With 37% of creative jobs being taken by women (a rise of 9% since 2009) it’s great to see more women entering the creative industry. However, we’re still far from an equal playing field…
Let’s talk money
With research showing that men in the creative industry earn up to 26% more than women in the same roles (b2bmarketing, 2018) trying to break the glass ceiling is a task that’ll take more than one female creative. Unfortunately it’s all too common across all industries, but in particular the design one, for women to be underpaid or struggle more to get a promotion they’re deserving of. The good news however, is with more women pursuing roles in the creative industry it’s easier for us to stand up to employers if we feel we are not being appropriately paid, or be more open with our pay rate with others to bring more transparency into the money conversation. Whilst I’d argue job satisfaction is far more important than a nice pay packet, it would also be nice to be equally valued within the workplace. Luckily, there are a lot of ways you can get involved with the money conversation, from signing petitions to asking companies to openly discuss the pay gap in their workplace.
Unfortunately when out in the workplace, many employers still find themselves getting bogged down in outdated stereotypes around gender. From small things like chastising women who need to leave early for childcare reasons but being unfazed by men taking a day off to pursue hobbies, to assigning the ‘typically feminine’ projects such as a tampon campaign to the women in the office, it’s all getting a bit boring. A woman is no less able to perform in her job if she has commitments outside of her working hours and nor should they be expected to take on the work men feel uncomfortable to complete.

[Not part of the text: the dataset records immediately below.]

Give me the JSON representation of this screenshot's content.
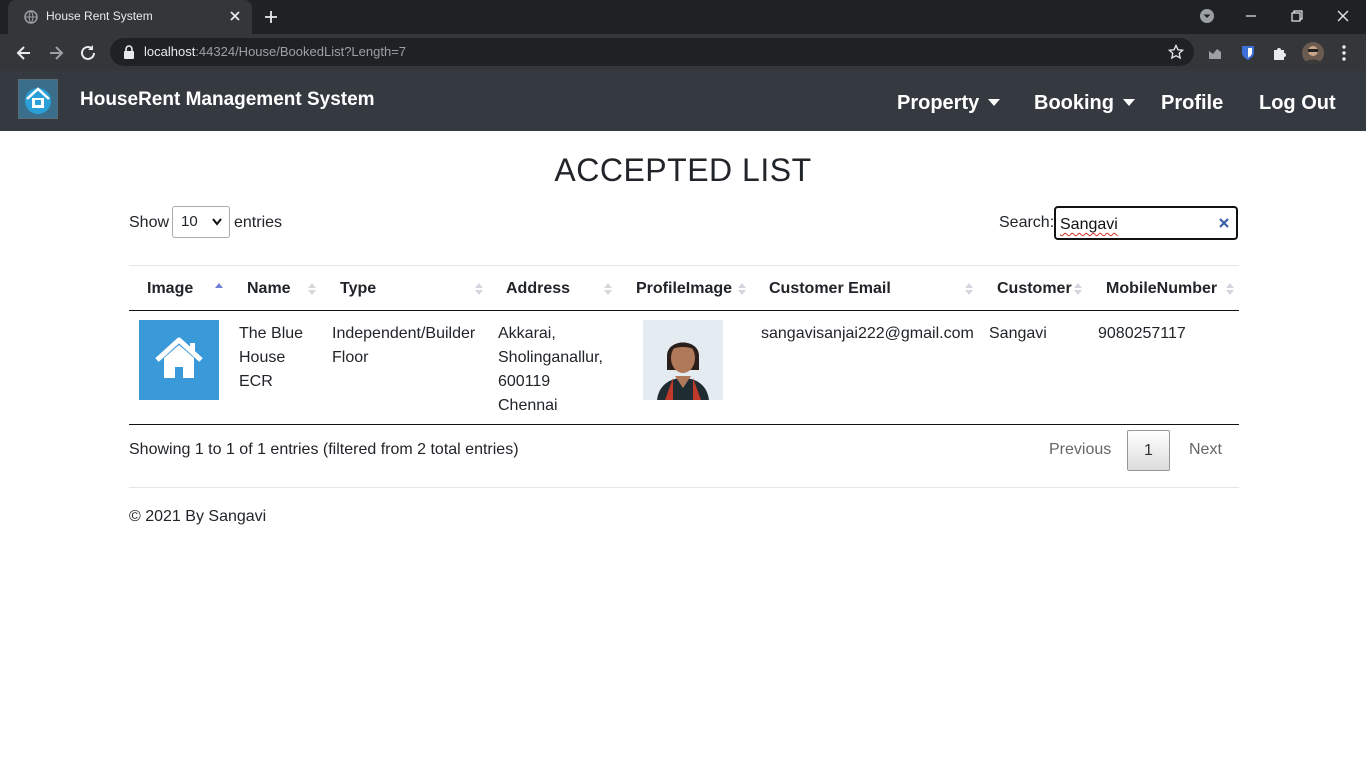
{
  "browser": {
    "tab_title": "House Rent System",
    "url_host": "localhost",
    "url_path": ":44324/House/BookedList?Length=7"
  },
  "navbar": {
    "brand": "HouseRent Management System",
    "items": [
      {
        "label": "Property",
        "dropdown": true
      },
      {
        "label": "Booking",
        "dropdown": true
      },
      {
        "label": "Profile",
        "dropdown": false
      },
      {
        "label": "Log Out",
        "dropdown": false
      }
    ]
  },
  "page": {
    "title": "ACCEPTED LIST"
  },
  "table_controls": {
    "show_label": "Show",
    "length_value": "10",
    "entries_label": "entries",
    "search_label": "Search:",
    "search_value": "Sangavi"
  },
  "table": {
    "columns": [
      "Image",
      "Name",
      "Type",
      "Address",
      "ProfileImage",
      "Customer Email",
      "Customer",
      "MobileNumber"
    ],
    "sorted_column": "Image",
    "rows": [
      {
        "name": [
          "The Blue",
          "House",
          "ECR"
        ],
        "type": [
          "Independent/Builder",
          "Floor"
        ],
        "address": [
          "Akkarai,",
          "Sholinganallur,",
          "600119",
          "Chennai"
        ],
        "customer_email": "sangavisanjai222@gmail.com",
        "customer": "Sangavi",
        "mobile": "9080257117"
      }
    ]
  },
  "pagination": {
    "info": "Showing 1 to 1 of 1 entries (filtered from 2 total entries)",
    "previous": "Previous",
    "current": "1",
    "next": "Next"
  },
  "footer": {
    "text": "© 2021 By Sangavi"
  },
  "colors": {
    "navbar_bg": "#343a40",
    "browser_bg": "#202124",
    "house_tile": "#3a9ad9",
    "sort_active": "#6f7fd6"
  }
}
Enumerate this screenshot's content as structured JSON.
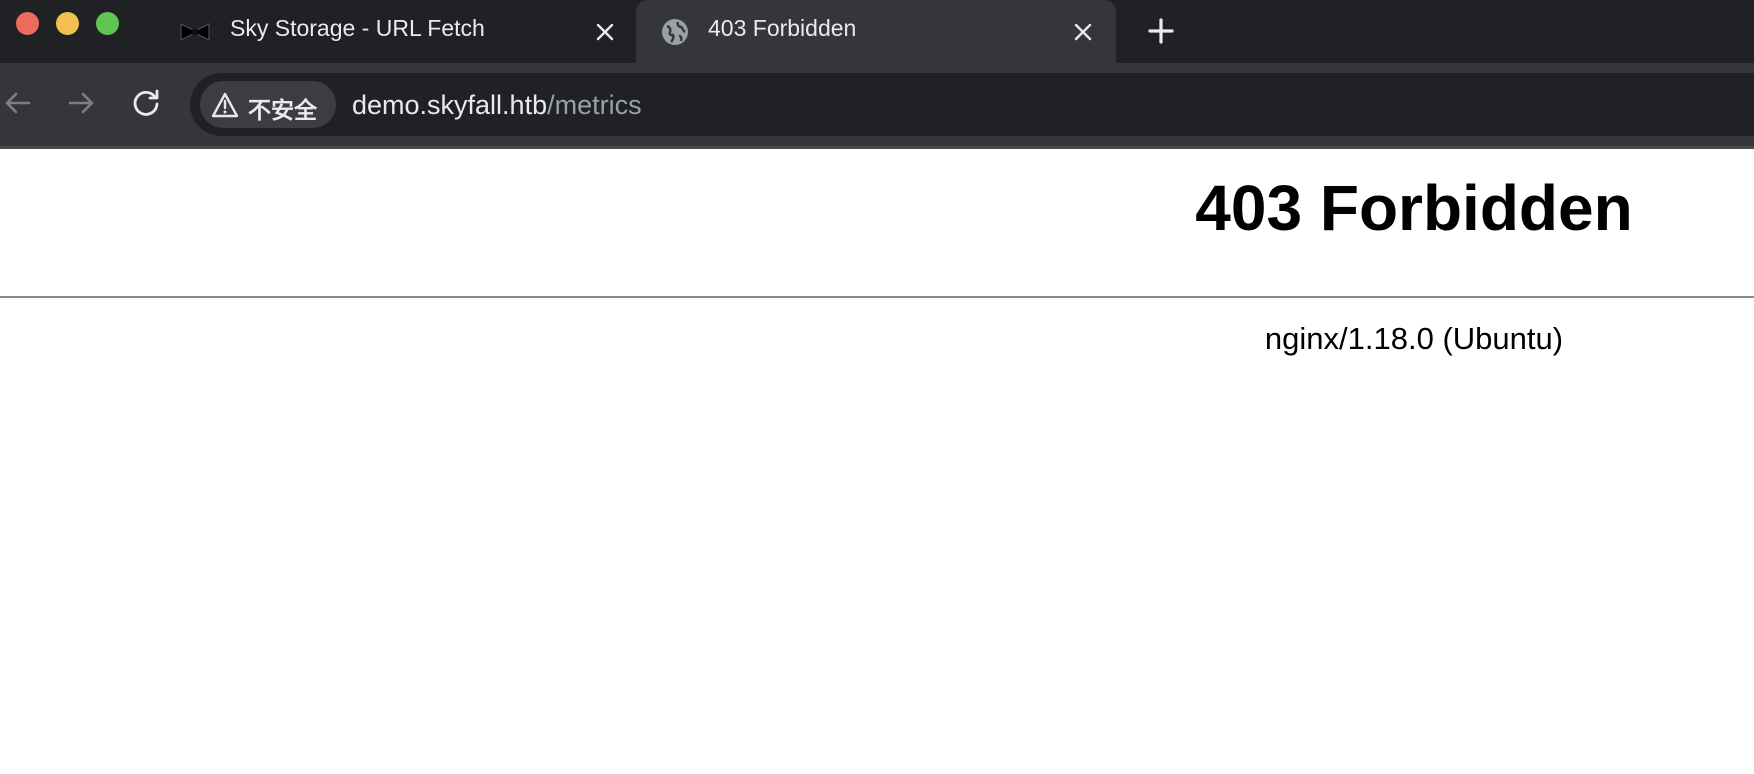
{
  "window": {
    "controls": [
      "close",
      "minimize",
      "maximize"
    ]
  },
  "tabs": [
    {
      "title": "Sky Storage - URL Fetch",
      "favicon": "bowtie-icon",
      "active": false
    },
    {
      "title": "403 Forbidden",
      "favicon": "globe-icon",
      "active": true
    }
  ],
  "toolbar": {
    "security_label": "不安全",
    "url_host": "demo.skyfall.htb",
    "url_path": "/metrics"
  },
  "page": {
    "heading": "403 Forbidden",
    "server_signature": "nginx/1.18.0 (Ubuntu)"
  },
  "colors": {
    "close": "#ed6a5e",
    "minimize": "#f5bf4f",
    "maximize": "#61c554",
    "tabstrip": "#202124",
    "toolbar": "#35363a"
  }
}
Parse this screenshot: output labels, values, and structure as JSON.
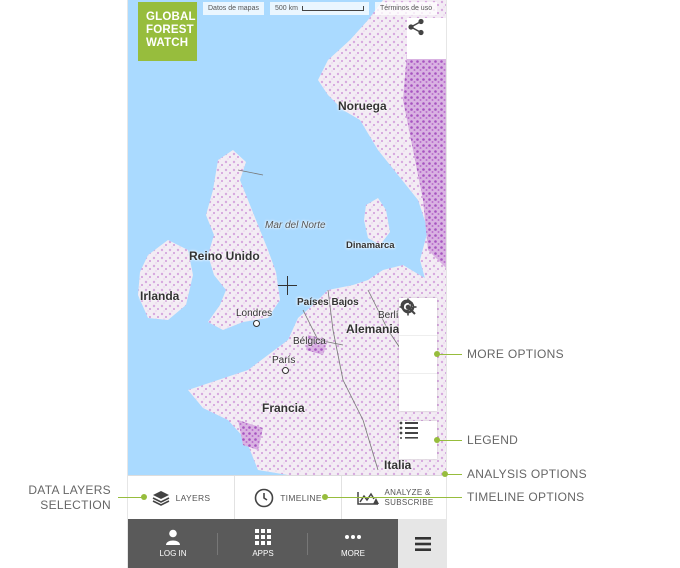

Challenging these assumptions will not only help women to feel more valued in the workplace, but it will also help them get involved in a diverse range of projects in the workplace instead of being seen as a one trick pony.
It’s not all bad
Whilst it can be easy to get bogged down in all the negatives of being a woman in the creative industry, there are also many perks. Along with bringing in our own unique perspectives to agencies and helping to break down unhelpful stereotypes, workplaces have become much more flexible (particularly since the pandemic began) meaning working hours are much more flexible and we have more freedom surrounding our working days and other commitments. It’s also worth noting that whilst I’ve highlighted some of the key issues within the industry, I don’t want to paint all companies in the same light. Many companies are already pursuing positive changes within their working environments, such as having multi-purpose rooms available in the office for breastfeeding or pumping and having the relevant HR resources to strive for as equal and fair a workplace as possible. Here’s to hoping this is just the beginning of a positive change across all workforces in the UK.
A great resource to get started…
As a student hoping to go into the creative industry upon graduation, one of the most useful resources I have found recently has been ‘Little Black Book’ by Otegha Uwagba. Short and sweet, this little book is jam packed with tips and tricks about getting into the industry and dealing with everything from pitching to a client to how to do your own taxes. You can find this book second hand for only a few pounds, so I would definitely recommend picking it up, even if you don’t plan on going into the creative industry as it has loads of little gems in it.
Despite it being 2021 and us being a whole lot closer to equality than even 10 years ago, there’s still a long way to go for female creatives to get the same opportunities their male counterparts seem to be handed on a plate. That being said, I am excited to join the creative industry after graduation and see for myself the impact us women can have on the creative world.